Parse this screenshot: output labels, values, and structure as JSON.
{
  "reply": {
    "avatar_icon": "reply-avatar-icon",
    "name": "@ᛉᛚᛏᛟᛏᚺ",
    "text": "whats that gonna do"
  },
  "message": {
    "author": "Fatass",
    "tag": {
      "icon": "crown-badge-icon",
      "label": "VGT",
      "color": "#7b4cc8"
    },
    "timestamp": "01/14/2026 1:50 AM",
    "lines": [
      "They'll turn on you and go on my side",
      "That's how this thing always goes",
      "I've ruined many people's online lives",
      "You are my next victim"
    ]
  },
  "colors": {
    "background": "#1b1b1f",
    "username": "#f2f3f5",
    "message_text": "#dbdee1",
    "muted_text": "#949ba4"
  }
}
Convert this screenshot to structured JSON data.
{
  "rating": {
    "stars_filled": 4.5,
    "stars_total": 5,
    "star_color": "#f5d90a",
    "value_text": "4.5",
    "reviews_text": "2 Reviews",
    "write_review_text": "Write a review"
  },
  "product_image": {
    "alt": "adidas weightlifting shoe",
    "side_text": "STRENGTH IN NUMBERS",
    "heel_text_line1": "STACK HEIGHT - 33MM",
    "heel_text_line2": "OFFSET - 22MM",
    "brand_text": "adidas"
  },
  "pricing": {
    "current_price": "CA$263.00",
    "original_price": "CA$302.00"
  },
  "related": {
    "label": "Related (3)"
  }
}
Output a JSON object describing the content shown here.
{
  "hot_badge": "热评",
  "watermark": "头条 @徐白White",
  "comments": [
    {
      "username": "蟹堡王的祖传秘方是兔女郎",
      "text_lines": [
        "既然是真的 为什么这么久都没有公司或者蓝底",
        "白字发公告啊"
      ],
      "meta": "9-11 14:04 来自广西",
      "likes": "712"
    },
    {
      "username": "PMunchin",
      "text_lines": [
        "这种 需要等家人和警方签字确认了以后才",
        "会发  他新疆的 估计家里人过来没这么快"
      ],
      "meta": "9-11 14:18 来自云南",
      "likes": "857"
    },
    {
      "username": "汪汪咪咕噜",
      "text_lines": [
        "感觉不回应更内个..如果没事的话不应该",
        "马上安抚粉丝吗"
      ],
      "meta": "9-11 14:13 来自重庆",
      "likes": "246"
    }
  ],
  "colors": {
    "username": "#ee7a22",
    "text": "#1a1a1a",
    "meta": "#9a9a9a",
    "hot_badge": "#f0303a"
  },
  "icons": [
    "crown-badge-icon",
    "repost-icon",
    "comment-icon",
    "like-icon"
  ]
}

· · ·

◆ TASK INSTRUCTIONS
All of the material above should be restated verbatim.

◆ YOUR RESPONSE
Parse this screenshot: output labels, values, and structure as JSON.
{
  "reply": {
    "avatar_icon": "reply-avatar-icon",
    "name": "@ᛉᛚᛏᛟᛏᚺ",
    "text": "whats that gonna do"
  },
  "message": {
    "author": "Fatass",
    "tag": {
      "icon": "crown-badge-icon",
      "label": "VGT",
      "color": "#7b4cc8"
    },
    "timestamp": "01/14/2026 1:50 AM",
    "lines": [
      "They'll turn on you and go on my side",
      "That's how this thing always goes",
      "I've ruined many people's online lives",
      "You are my next victim"
    ]
  },
  "colors": {
    "background": "#1b1b1f",
    "username": "#f2f3f5",
    "message_text": "#dbdee1",
    "muted_text": "#949ba4"
  }
}
Convert this screenshot to structured JSON data.
{
  "rating": {
    "stars_filled": 4.5,
    "stars_total": 5,
    "star_color": "#f5d90a",
    "value_text": "4.5",
    "reviews_text": "2 Reviews",
    "write_review_text": "Write a review"
  },
  "product_image": {
    "alt": "adidas weightlifting shoe",
    "side_text": "STRENGTH IN NUMBERS",
    "heel_text_line1": "STACK HEIGHT - 33MM",
    "heel_text_line2": "OFFSET - 22MM",
    "brand_text": "adidas"
  },
  "pricing": {
    "current_price": "CA$263.00",
    "original_price": "CA$302.00"
  },
  "related": {
    "label": "Related (3)"
  }
}
Output a JSON object describing the content shown here.
{
  "hot_badge": "热评",
  "watermark": "头条 @徐白White",
  "comments": [
    {
      "username": "蟹堡王的祖传秘方是兔女郎",
      "text_lines": [
        "既然是真的 为什么这么久都没有公司或者蓝底",
        "白字发公告啊"
      ],
      "meta": "9-11 14:04 来自广西",
      "likes": "712"
    },
    {
      "username": "PMunchin",
      "text_lines": [
        "这种 需要等家人和警方签字确认了以后才",
        "会发  他新疆的 估计家里人过来没这么快"
      ],
      "meta": "9-11 14:18 来自云南",
      "likes": "857"
    },
    {
      "username": "汪汪咪咕噜",
      "text_lines": [
        "感觉不回应更内个..如果没事的话不应该",
        "马上安抚粉丝吗"
      ],
      "meta": "9-11 14:13 来自重庆",
      "likes": "246"
    }
  ],
  "colors": {
    "username": "#ee7a22",
    "text": "#1a1a1a",
    "meta": "#9a9a9a",
    "hot_badge": "#f0303a"
  },
  "icons": [
    "crown-badge-icon",
    "repost-icon",
    "comment-icon",
    "like-icon"
  ]
}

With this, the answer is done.